■ Task: Using the listing, work out the number of lines where "weights" shows up, and answer with that number alone.

■ Excerpted data:
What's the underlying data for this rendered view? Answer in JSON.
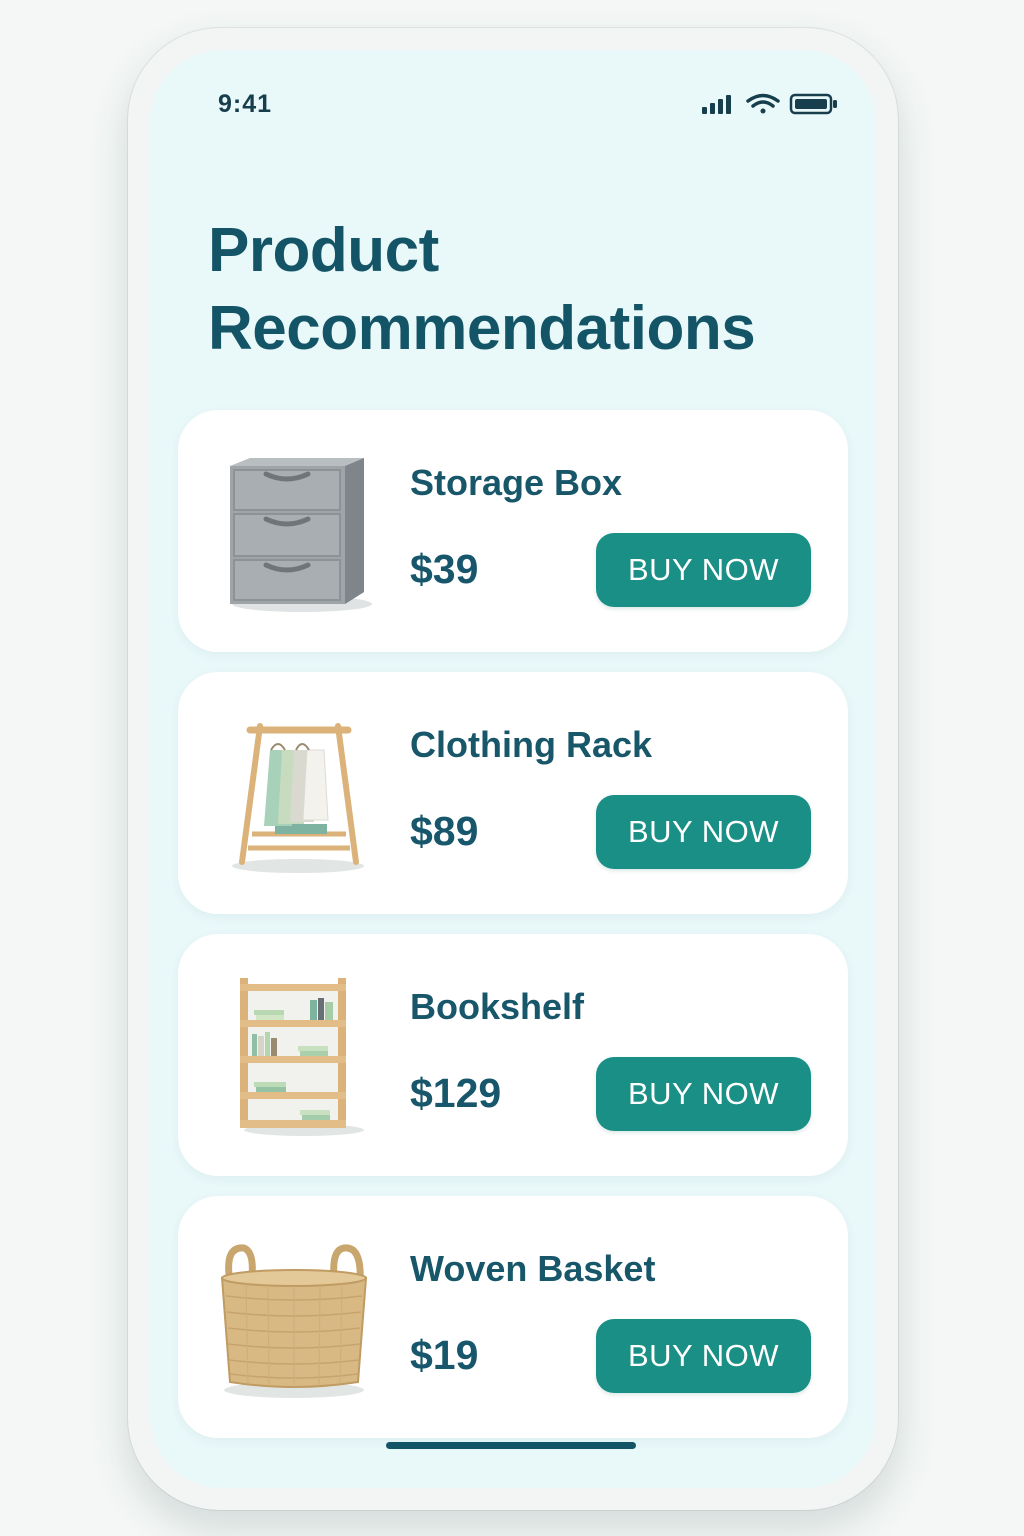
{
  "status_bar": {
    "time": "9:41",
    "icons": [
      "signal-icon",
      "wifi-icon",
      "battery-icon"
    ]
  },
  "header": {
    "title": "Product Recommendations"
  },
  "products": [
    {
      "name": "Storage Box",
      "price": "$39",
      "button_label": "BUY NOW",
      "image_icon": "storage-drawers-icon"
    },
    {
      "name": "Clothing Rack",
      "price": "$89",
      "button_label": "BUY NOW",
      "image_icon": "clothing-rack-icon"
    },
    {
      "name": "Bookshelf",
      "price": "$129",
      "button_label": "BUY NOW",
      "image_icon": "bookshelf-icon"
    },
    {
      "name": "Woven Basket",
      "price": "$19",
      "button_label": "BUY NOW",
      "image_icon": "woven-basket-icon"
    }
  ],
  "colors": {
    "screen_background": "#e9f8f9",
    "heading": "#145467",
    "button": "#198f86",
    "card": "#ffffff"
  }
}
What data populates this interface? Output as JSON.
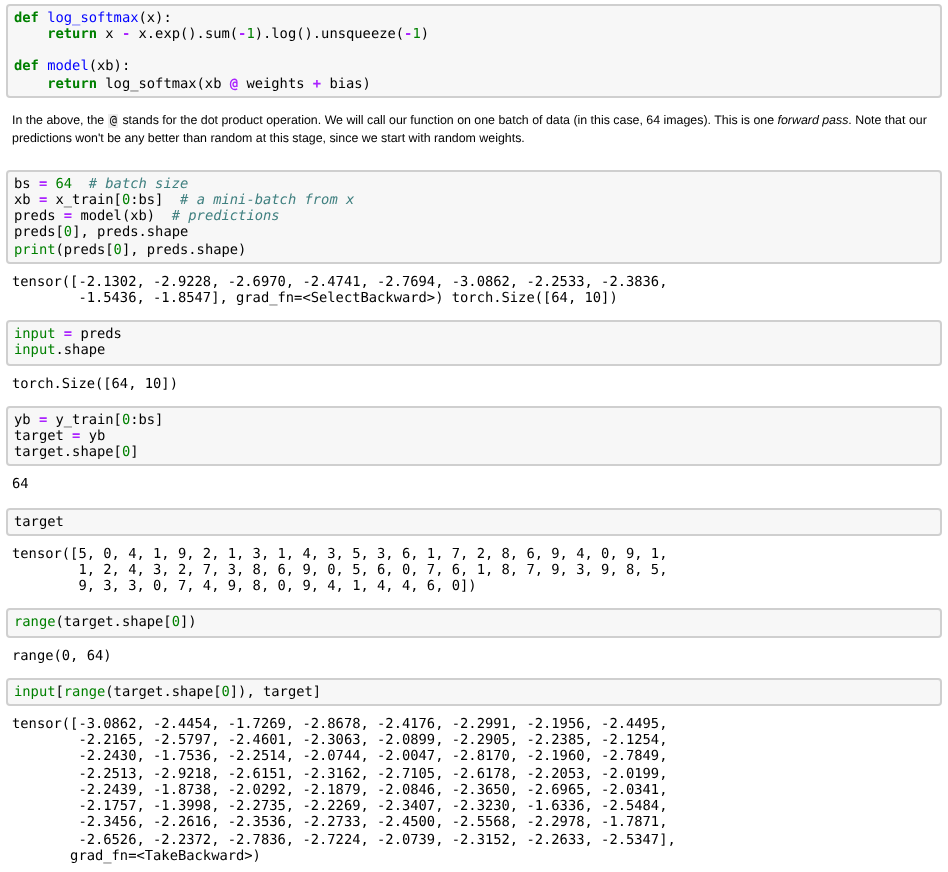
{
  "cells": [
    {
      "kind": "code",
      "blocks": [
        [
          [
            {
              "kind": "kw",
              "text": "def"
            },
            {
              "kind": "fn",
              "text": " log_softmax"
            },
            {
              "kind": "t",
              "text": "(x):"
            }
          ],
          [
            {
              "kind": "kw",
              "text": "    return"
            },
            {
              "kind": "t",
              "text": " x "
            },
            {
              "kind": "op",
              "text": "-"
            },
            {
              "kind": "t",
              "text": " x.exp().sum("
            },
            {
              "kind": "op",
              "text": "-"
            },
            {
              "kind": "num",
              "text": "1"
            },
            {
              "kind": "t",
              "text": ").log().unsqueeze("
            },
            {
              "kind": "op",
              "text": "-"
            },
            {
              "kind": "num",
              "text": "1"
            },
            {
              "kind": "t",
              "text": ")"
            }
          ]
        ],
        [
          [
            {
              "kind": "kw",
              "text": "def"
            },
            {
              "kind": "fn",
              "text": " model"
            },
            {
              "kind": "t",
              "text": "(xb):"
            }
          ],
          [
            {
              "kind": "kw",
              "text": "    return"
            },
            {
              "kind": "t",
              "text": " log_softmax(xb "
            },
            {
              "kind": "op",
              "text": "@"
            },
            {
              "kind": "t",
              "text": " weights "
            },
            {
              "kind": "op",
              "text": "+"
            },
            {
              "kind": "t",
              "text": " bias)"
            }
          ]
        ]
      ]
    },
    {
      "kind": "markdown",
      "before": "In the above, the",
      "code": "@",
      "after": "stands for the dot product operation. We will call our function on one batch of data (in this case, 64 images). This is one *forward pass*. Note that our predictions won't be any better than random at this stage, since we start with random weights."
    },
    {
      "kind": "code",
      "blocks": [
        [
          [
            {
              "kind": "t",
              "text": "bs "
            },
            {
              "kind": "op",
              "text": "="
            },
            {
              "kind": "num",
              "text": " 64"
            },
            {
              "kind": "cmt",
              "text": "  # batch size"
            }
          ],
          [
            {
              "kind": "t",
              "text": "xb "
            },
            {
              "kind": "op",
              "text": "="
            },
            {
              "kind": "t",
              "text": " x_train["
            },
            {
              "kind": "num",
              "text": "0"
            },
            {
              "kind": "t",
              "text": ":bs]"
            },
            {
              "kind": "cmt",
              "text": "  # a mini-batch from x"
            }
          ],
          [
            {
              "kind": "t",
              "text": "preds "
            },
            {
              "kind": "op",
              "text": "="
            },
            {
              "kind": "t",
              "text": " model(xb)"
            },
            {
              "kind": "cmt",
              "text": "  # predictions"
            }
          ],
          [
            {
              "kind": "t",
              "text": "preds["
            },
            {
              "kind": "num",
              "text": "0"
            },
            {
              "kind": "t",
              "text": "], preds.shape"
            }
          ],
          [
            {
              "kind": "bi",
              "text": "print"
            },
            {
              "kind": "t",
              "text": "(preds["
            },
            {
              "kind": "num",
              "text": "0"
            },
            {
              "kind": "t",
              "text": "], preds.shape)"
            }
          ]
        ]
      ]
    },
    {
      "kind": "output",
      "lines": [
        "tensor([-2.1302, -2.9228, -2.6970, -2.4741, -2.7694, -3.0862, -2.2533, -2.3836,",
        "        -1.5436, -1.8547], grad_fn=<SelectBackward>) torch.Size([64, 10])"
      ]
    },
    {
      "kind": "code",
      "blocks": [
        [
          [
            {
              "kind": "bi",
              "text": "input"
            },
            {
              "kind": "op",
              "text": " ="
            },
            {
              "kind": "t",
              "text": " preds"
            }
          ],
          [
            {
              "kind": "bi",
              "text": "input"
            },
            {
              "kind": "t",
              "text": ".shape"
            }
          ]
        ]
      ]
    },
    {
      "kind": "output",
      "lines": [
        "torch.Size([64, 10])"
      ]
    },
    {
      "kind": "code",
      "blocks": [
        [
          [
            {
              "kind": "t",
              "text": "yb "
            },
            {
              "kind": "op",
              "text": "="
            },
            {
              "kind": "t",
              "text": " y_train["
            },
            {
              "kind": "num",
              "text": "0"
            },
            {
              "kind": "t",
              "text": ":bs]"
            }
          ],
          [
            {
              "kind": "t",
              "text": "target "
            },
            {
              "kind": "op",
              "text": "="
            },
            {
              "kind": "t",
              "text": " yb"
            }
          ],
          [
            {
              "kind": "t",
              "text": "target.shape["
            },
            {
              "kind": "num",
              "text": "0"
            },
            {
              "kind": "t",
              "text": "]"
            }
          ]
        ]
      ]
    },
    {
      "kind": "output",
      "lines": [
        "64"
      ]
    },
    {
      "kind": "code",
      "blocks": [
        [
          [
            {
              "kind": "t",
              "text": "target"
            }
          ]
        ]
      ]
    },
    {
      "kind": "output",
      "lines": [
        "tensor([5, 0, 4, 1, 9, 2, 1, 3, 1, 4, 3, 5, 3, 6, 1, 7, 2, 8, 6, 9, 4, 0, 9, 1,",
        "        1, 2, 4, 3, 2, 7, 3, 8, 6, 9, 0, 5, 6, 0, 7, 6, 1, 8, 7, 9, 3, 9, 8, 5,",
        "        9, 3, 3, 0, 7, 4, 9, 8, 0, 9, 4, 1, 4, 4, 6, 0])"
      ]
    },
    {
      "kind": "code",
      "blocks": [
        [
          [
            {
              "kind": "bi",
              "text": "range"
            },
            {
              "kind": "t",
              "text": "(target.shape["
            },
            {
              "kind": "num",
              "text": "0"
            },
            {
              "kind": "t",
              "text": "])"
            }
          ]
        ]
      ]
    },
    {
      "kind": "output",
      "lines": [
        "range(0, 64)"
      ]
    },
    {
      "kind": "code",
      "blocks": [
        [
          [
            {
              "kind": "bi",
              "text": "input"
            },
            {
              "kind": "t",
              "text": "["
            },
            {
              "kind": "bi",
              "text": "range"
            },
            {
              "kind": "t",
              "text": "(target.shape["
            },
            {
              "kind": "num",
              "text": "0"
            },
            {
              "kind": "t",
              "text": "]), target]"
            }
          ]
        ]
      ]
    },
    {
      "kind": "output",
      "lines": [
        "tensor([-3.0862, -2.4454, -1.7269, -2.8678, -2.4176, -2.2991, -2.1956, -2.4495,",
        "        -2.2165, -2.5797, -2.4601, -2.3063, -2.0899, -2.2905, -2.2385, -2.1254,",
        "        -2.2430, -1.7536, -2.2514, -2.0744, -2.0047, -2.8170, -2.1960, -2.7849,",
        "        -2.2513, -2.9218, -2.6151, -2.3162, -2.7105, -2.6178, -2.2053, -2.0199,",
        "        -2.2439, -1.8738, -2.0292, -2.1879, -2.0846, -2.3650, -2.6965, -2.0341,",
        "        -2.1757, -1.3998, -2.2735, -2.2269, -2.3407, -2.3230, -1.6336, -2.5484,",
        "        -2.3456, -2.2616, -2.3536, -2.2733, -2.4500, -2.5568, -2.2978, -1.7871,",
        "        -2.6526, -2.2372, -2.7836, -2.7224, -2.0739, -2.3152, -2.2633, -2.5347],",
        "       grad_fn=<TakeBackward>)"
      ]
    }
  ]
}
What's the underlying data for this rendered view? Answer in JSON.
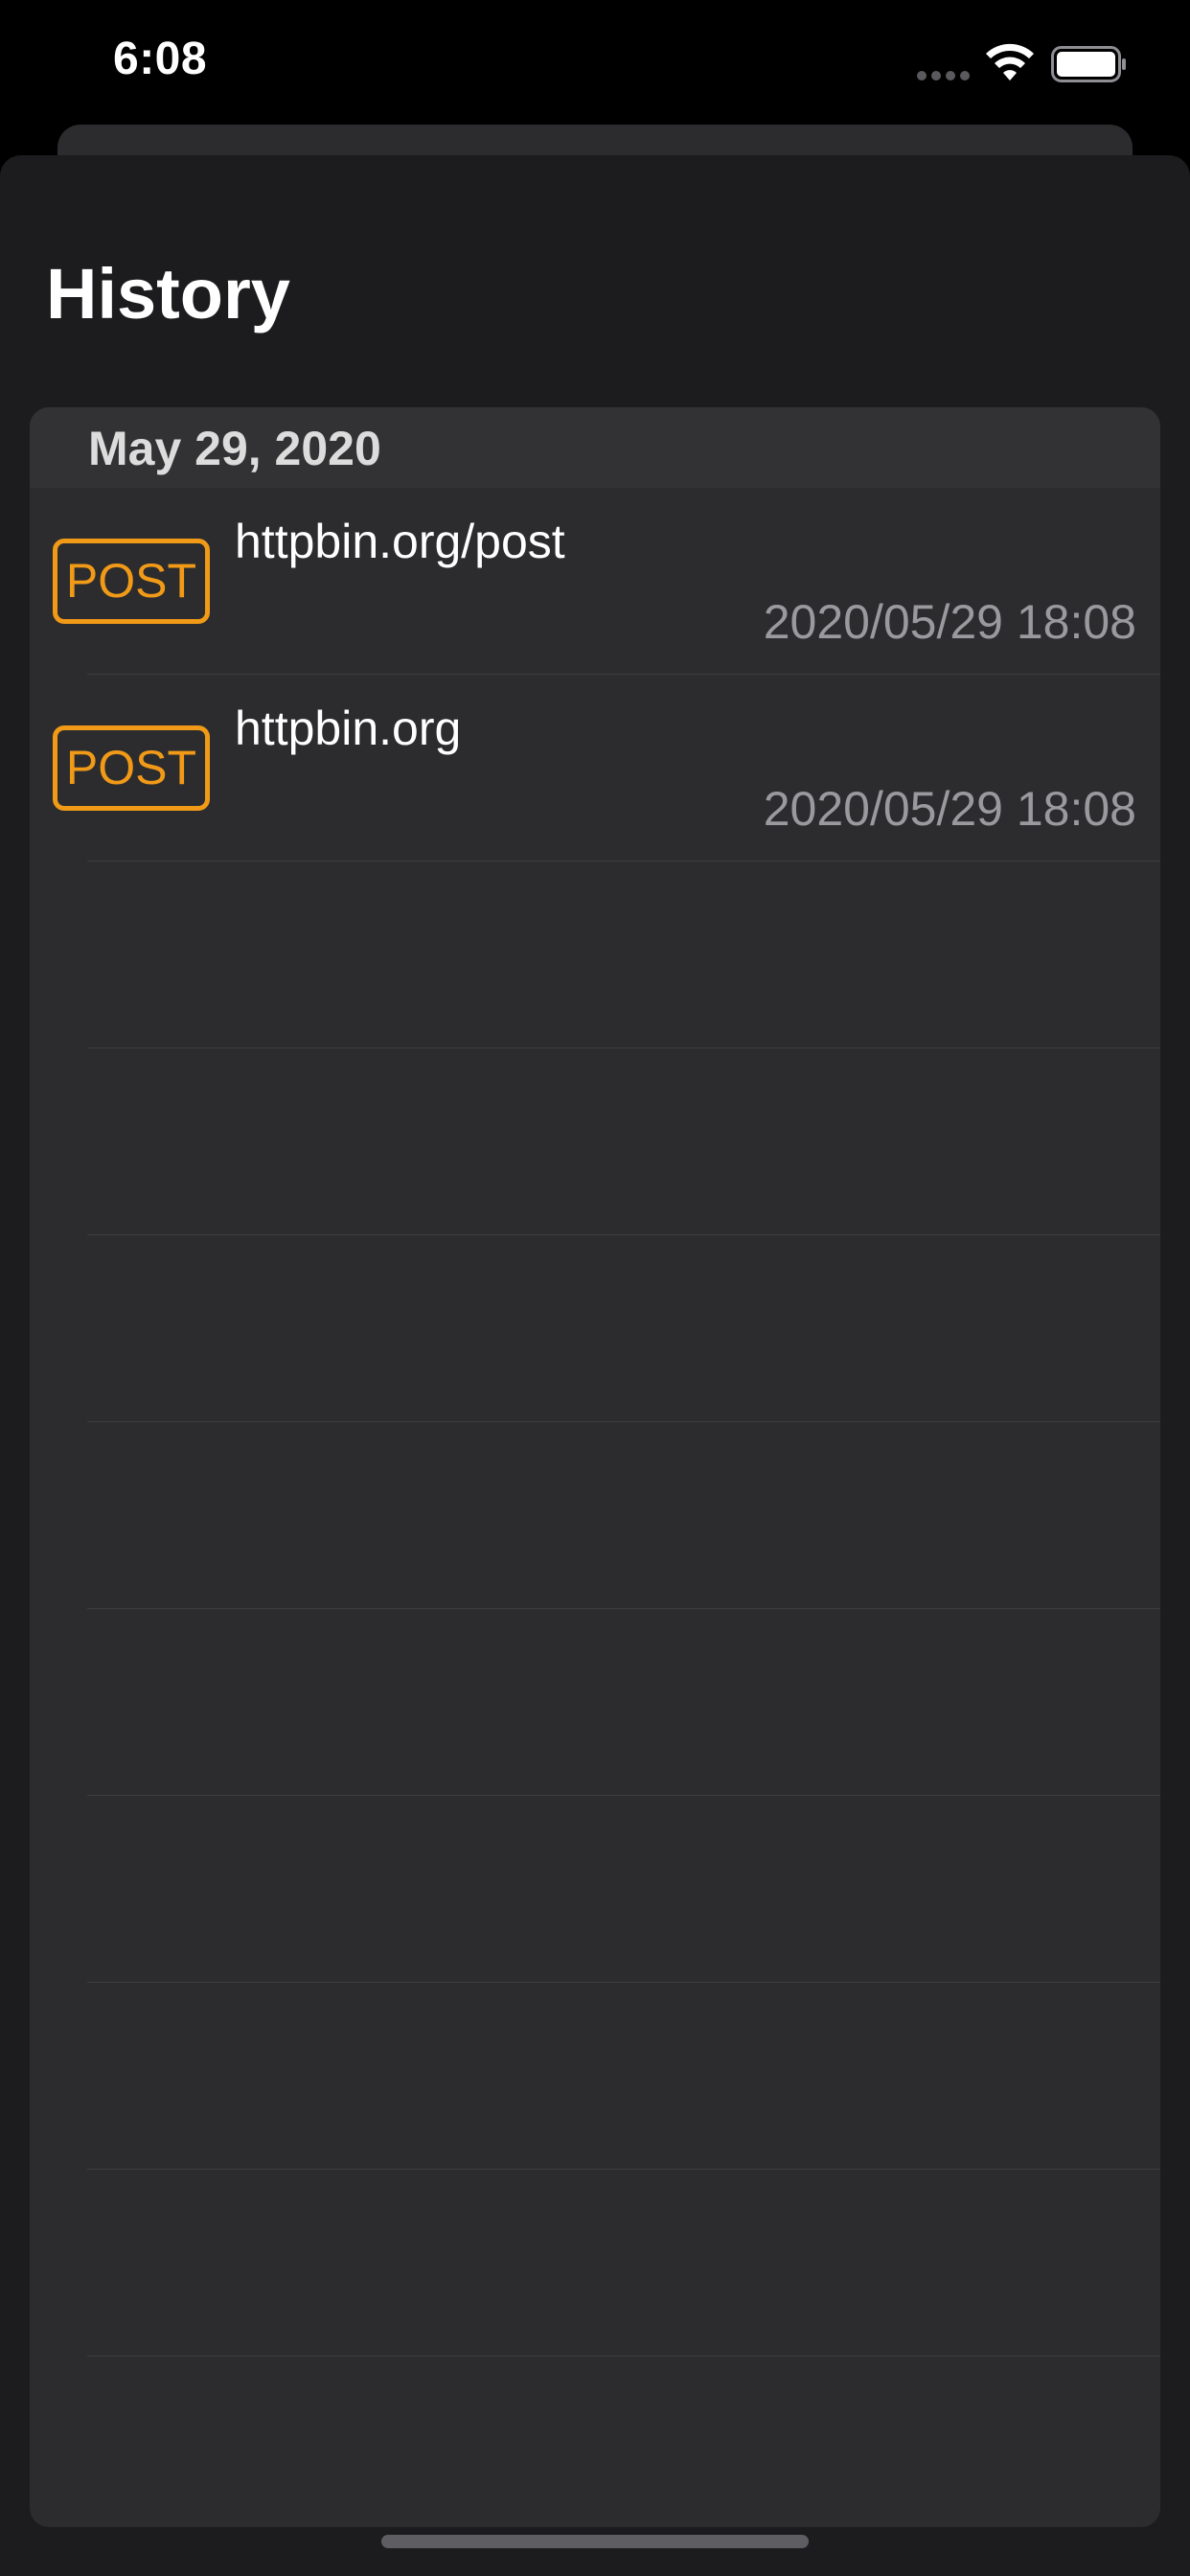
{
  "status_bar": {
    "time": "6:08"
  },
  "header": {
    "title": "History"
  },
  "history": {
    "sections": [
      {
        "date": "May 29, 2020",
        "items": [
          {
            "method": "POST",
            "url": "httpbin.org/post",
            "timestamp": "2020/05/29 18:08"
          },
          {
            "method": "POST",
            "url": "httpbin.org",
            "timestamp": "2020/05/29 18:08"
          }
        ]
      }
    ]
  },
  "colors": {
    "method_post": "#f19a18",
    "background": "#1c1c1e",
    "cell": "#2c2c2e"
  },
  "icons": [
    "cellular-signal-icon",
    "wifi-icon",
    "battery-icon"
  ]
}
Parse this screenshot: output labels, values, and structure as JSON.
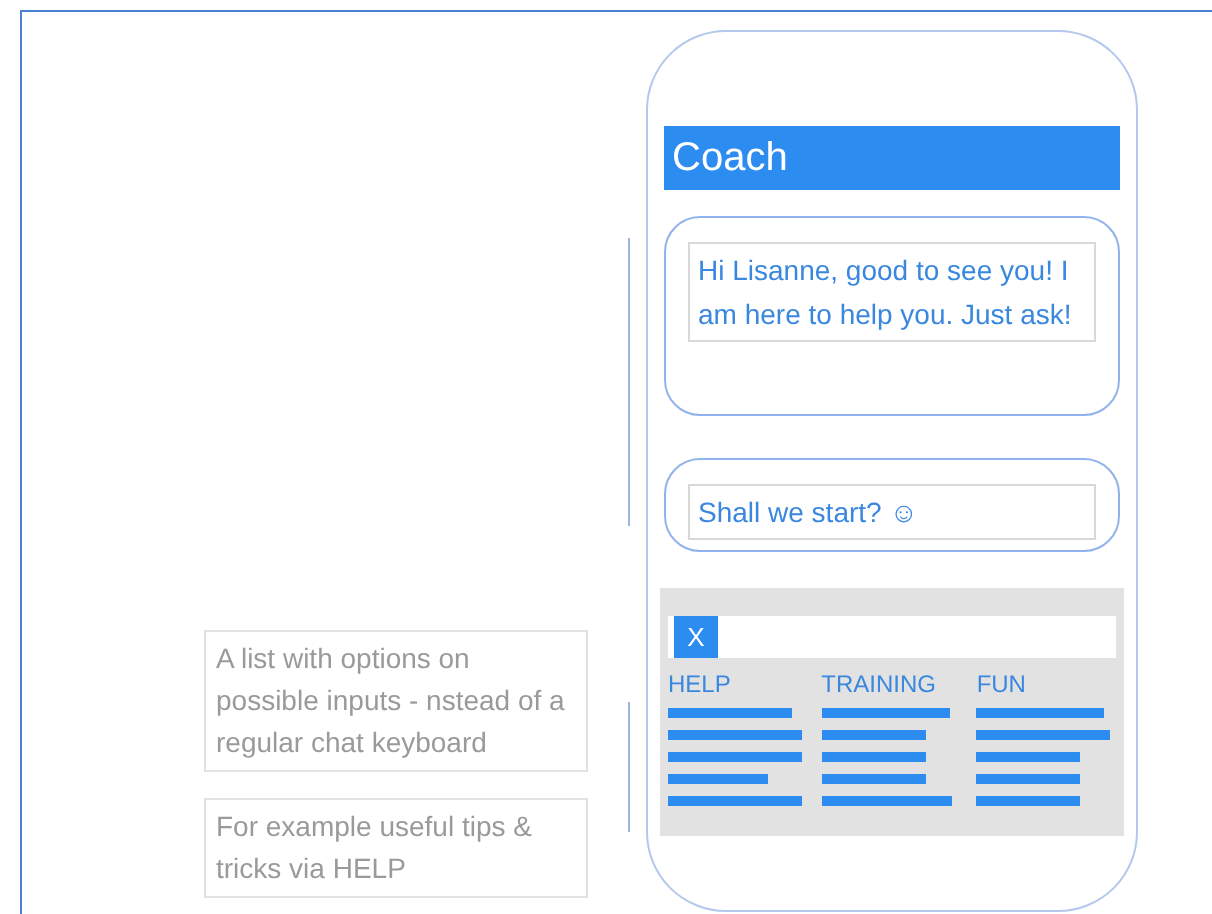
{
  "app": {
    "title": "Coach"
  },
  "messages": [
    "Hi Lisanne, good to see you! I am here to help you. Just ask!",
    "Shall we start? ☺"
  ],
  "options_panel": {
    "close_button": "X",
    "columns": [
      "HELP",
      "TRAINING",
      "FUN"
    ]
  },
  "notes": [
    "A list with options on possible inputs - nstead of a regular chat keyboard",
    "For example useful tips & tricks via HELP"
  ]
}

■ Solution to this problem: 2